Linear A labrys with inscribed Idamate = king? or god (Zeus)? no. 29: Does the inscription on the Linear A labrys with inscribed with Idamate simply mean that this labrys (double axe) is dedicated to a Minoan potentate at Knossos whose name is Idamate? Perhaps. But there are two other more cogent decipherments, and these are either (a) idamate = Linear B wanaka = “king” or just as convincingly (b) idamate = Linear B diwo = “god” or “Zeus.” I am far more inclined to the either of the latter two. Pylos tablet Py Ta 711 (Chris Tselentis) may lend some credence to the decipherment “king”. Certainly the King (Idamate or Wanaka) of Knossos would be highly deserving of such an honour. But so for that matter would Zeus, whose immortal power would certainly be strikingly symbolized by this inscription on a Minoan labrys!

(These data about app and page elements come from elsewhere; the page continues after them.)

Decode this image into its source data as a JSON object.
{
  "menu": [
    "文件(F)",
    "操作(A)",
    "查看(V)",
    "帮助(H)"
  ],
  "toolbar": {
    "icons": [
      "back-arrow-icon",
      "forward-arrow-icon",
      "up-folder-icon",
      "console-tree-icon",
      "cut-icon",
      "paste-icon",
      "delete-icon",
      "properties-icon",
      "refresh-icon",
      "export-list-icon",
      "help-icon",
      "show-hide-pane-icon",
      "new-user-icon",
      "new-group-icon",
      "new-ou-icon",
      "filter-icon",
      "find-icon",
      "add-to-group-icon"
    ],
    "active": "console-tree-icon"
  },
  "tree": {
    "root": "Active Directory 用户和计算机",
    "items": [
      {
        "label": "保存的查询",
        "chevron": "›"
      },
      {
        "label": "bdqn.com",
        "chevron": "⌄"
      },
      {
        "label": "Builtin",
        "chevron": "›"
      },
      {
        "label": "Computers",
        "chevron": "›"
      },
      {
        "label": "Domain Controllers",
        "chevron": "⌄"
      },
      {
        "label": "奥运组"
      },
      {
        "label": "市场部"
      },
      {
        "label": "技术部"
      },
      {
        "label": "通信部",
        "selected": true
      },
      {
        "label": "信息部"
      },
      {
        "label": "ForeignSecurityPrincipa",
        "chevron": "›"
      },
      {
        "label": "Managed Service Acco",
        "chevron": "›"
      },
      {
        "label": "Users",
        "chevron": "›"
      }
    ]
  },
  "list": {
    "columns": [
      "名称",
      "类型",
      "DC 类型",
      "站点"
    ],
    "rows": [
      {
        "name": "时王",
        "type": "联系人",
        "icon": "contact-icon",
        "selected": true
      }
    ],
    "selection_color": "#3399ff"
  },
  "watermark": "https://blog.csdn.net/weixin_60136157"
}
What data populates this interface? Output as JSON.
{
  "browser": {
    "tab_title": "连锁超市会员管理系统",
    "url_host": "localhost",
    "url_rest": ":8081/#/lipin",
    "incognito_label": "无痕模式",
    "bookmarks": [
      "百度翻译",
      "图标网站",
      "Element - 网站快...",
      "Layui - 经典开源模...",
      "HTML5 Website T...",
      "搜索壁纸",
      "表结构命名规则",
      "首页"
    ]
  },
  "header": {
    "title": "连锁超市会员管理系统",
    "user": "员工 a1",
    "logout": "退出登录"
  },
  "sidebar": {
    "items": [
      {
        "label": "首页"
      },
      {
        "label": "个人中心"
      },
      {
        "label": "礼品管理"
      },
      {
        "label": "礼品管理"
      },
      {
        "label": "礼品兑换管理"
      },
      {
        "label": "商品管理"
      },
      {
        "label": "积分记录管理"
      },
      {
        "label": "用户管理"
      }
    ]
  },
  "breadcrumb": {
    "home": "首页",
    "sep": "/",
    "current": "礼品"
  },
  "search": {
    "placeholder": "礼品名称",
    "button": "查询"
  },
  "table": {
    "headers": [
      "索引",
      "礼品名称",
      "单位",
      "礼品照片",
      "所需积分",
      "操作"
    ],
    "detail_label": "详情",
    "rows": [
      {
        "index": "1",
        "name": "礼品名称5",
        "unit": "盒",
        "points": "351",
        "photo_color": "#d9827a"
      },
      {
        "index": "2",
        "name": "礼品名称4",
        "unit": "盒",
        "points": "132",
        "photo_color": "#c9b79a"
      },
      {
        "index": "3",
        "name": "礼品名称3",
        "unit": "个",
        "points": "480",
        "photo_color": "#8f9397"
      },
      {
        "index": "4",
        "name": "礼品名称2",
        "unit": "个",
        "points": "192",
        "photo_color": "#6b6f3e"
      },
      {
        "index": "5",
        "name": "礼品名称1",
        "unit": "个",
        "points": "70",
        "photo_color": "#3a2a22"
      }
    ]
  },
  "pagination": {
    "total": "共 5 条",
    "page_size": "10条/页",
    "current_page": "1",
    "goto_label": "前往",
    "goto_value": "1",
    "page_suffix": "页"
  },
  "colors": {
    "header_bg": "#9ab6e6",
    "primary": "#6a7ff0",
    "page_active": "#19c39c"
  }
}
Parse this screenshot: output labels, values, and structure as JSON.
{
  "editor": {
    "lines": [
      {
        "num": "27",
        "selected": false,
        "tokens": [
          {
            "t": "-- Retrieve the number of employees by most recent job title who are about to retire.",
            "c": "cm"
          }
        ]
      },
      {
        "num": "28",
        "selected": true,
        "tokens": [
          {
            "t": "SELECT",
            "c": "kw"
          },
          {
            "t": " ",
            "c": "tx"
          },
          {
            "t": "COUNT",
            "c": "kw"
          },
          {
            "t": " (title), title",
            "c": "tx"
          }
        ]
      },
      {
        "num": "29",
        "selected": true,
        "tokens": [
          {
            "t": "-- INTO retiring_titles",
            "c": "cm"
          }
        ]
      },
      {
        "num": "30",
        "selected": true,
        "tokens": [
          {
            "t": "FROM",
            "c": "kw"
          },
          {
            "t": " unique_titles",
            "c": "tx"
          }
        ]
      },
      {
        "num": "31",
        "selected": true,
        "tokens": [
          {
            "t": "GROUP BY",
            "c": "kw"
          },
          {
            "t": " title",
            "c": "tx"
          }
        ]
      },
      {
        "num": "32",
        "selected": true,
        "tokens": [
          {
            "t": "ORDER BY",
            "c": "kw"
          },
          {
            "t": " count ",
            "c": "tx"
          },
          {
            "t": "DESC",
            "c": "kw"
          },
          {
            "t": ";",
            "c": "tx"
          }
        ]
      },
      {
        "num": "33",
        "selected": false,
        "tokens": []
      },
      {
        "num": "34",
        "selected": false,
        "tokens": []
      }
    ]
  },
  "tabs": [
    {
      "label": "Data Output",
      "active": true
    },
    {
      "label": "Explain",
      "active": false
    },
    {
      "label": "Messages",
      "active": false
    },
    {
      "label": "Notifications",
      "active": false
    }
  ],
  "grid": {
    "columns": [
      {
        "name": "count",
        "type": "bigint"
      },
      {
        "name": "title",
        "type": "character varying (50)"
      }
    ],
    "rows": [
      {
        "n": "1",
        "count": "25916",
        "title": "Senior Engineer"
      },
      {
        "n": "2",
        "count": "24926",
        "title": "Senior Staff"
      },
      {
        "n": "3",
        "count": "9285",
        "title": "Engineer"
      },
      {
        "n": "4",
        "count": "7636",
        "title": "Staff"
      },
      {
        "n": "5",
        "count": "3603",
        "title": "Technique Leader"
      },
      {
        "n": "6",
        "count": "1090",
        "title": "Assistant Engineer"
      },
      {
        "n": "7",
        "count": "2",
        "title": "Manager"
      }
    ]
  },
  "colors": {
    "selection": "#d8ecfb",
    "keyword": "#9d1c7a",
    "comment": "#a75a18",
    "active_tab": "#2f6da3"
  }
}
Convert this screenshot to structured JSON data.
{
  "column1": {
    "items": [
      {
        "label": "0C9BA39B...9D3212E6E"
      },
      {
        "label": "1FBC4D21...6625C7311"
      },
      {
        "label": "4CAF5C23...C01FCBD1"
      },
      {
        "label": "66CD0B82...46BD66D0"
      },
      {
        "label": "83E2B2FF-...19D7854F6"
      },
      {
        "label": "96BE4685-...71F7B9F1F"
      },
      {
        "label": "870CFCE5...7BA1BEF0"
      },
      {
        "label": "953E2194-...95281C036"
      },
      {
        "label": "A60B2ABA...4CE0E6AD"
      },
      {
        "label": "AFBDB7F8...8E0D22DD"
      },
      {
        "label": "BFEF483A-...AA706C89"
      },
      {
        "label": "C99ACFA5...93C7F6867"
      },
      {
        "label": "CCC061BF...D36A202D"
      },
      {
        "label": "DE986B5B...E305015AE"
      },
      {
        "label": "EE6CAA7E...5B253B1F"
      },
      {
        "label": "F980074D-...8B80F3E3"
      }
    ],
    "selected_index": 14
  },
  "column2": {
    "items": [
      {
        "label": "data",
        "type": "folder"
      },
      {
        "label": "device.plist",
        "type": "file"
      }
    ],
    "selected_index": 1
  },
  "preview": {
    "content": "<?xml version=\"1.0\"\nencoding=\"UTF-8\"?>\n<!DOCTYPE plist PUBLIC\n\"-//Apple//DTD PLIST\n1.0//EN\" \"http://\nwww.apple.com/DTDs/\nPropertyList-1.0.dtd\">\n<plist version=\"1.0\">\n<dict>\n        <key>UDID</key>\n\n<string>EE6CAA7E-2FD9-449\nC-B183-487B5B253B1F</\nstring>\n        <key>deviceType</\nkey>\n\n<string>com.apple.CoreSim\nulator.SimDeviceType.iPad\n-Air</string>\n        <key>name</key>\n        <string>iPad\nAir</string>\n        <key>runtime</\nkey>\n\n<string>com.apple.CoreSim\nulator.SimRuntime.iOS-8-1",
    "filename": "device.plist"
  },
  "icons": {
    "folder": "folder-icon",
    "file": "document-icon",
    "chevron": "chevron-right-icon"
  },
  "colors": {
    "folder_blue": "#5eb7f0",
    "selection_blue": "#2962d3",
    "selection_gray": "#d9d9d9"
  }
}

Recall the great importance the Minoans and Mycenaeans alike at Knossos imputed to the double axe or labrys. The Hall of the Double Axes is decorated with a whole series of them, one after another, on a magnificently painted frieze, so typical of the masterful artistry of the Minoans at Knossos.
More photos from Knossos (upper Agora, Hall of the Double Axes):